At the time, sign languages were just gaining recognition by colleges and universities. Swarthmore was one of the first to offer classes in sign language linguistics. Today American Sign Language, ASL, is one of the most popular languages taught in colleges and universities today, second only to Spanish. Year after year, hundreds of thousands of students sign up for a semester or a quarter or more of classes where they learn ASL and about the community of people who use this language in the United States and Canada. Today we estimate there could be as many as a half a million primary users of ASL - not counting students taking ASL classes. This has been one of the most important achievements in linguistics in the 20th century, to bring sign languages into the family of human languages, and to accord them the respect they deserve.
Now, as we move into the 21st century, it is clearly a different world than when I was growing up, or when my parents were children. Increasingly, parents teach their hearing babies basic signs, in order to communicate with them before they can acquire spoken language fluency. Many parents have told me personally how valuable it has been for them to sign with their very young children. We see shows on television featuring deaf people. Notably, this last week there is a deaf finalist in Dancing With the Stars, Nyle di Marco, who tells the audience that he cannot hear the music as he dances, instead he depends on synchronizing his movements with those of his partner. This has drawn comments of amazement from judges, fellow dancers and countless people who post comments online. But this is not unusual at all: humans use our different senses together to interact with the world. Nyle is using a different combination of skills - touch, rhythm, sensation, and vision to achieve the same goal as his partner – to win the competition.
We are often too literal about what humans can do. Many doctors will tell parents that their deaf babies “need” to hear and use spoken language exclusively, even if they can – and should - learn sign language just as well, and just as early as hearing children learn spoken language. Languages can and do exist in multiple modalities: there are whistle languages (in the Canary Islands), click languages (in South Africa), and there are many, many sign languages around the world. We are only now starting to discover that they can be found in almost all areas of the world. We are now counting how many there are, and to describe them in databases. We too often believe that humans must live a certain way, must believe certain things, and must behave as expected, but in fact, there is a stunning diversity of ways that humans use language and live in cultures. The sign languages of the world teach us that human languages can be expressed, used, and understood in other ways. Clifford Geertz, the anthropologist, famously said: “One of the most significant facts about humanity may finally be that we all begin with the natural equipment to a live a thousand kinds of life but end in the end having lived only one.”
Any of us could be born into a community using sign language, but most people in the United States are born into speaking communities. As a result, for most deaf children, there can be a perilous journey to learning a sign language.

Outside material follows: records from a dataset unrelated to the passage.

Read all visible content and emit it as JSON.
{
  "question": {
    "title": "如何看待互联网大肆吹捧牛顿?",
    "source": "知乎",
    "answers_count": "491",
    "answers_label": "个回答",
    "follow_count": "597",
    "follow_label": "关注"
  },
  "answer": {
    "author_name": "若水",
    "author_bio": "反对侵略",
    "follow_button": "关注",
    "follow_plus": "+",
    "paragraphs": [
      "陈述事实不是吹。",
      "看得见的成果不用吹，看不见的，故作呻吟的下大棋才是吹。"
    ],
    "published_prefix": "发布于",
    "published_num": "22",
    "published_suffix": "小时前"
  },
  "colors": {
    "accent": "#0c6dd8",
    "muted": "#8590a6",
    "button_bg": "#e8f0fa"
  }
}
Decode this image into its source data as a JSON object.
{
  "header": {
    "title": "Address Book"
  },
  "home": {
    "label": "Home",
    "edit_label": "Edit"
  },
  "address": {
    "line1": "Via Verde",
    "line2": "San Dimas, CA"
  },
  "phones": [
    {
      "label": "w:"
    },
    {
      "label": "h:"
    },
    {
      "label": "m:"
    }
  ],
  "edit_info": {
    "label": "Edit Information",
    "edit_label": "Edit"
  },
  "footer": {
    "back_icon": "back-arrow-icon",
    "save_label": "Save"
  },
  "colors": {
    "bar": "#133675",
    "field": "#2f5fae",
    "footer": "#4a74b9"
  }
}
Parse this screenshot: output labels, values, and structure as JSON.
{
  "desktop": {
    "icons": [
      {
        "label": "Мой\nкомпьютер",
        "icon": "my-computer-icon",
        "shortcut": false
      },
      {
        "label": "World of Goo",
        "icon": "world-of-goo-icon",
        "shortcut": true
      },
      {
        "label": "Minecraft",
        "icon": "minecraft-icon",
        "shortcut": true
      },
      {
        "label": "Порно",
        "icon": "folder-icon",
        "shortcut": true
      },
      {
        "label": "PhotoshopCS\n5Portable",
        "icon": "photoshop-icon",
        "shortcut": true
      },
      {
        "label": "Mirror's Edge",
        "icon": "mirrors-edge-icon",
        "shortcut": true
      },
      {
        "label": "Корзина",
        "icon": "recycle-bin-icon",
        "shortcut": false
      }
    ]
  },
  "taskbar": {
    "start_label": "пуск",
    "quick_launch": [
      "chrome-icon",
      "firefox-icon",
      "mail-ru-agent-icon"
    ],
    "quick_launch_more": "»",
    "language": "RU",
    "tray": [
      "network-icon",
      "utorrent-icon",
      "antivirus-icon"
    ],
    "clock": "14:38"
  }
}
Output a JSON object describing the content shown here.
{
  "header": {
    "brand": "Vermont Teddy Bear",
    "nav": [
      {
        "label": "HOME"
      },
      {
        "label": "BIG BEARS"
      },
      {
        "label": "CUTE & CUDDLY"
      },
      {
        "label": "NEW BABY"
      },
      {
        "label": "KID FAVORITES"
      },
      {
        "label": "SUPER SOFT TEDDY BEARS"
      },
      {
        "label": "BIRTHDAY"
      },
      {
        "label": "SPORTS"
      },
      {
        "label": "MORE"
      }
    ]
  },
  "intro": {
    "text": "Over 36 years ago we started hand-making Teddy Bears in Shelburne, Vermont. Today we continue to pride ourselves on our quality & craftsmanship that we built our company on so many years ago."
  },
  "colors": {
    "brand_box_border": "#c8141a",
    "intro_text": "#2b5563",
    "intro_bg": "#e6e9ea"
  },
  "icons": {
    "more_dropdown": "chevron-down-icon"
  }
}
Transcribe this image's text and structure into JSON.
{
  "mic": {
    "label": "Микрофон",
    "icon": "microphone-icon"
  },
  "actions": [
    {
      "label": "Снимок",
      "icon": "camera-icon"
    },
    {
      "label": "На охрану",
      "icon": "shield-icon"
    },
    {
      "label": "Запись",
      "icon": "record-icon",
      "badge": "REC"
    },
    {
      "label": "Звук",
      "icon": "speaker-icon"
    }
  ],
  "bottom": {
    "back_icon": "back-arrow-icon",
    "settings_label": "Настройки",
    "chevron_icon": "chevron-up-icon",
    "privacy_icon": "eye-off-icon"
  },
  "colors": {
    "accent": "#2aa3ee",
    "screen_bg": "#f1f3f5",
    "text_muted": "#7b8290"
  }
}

Here at Swarthmore College, in an environment where ideas circulate freely and with imagination, your faculty and students are actively participating in the challenge of the 21st century: to show that sign languages have a place in modern life. Even in the presence of novel technologies like cochlear implants and hearing aids, there is still a need for powerful and effective, face-to-face human communication, of the kind that sign languages can provide. To think about language narrowly and literally is to believe it exists best only in speech. To think about language expansively and creatively is to understand that it can take different forms, spoken and signed, whistled and clicked. In their breathless diversity, not one language is identical to the other, but in all of them we discover the breathtaking possibilities of diversity. I hope we never lose sight of this important fact about the world. Thank you to Swarthmore College for your embrace of diversity.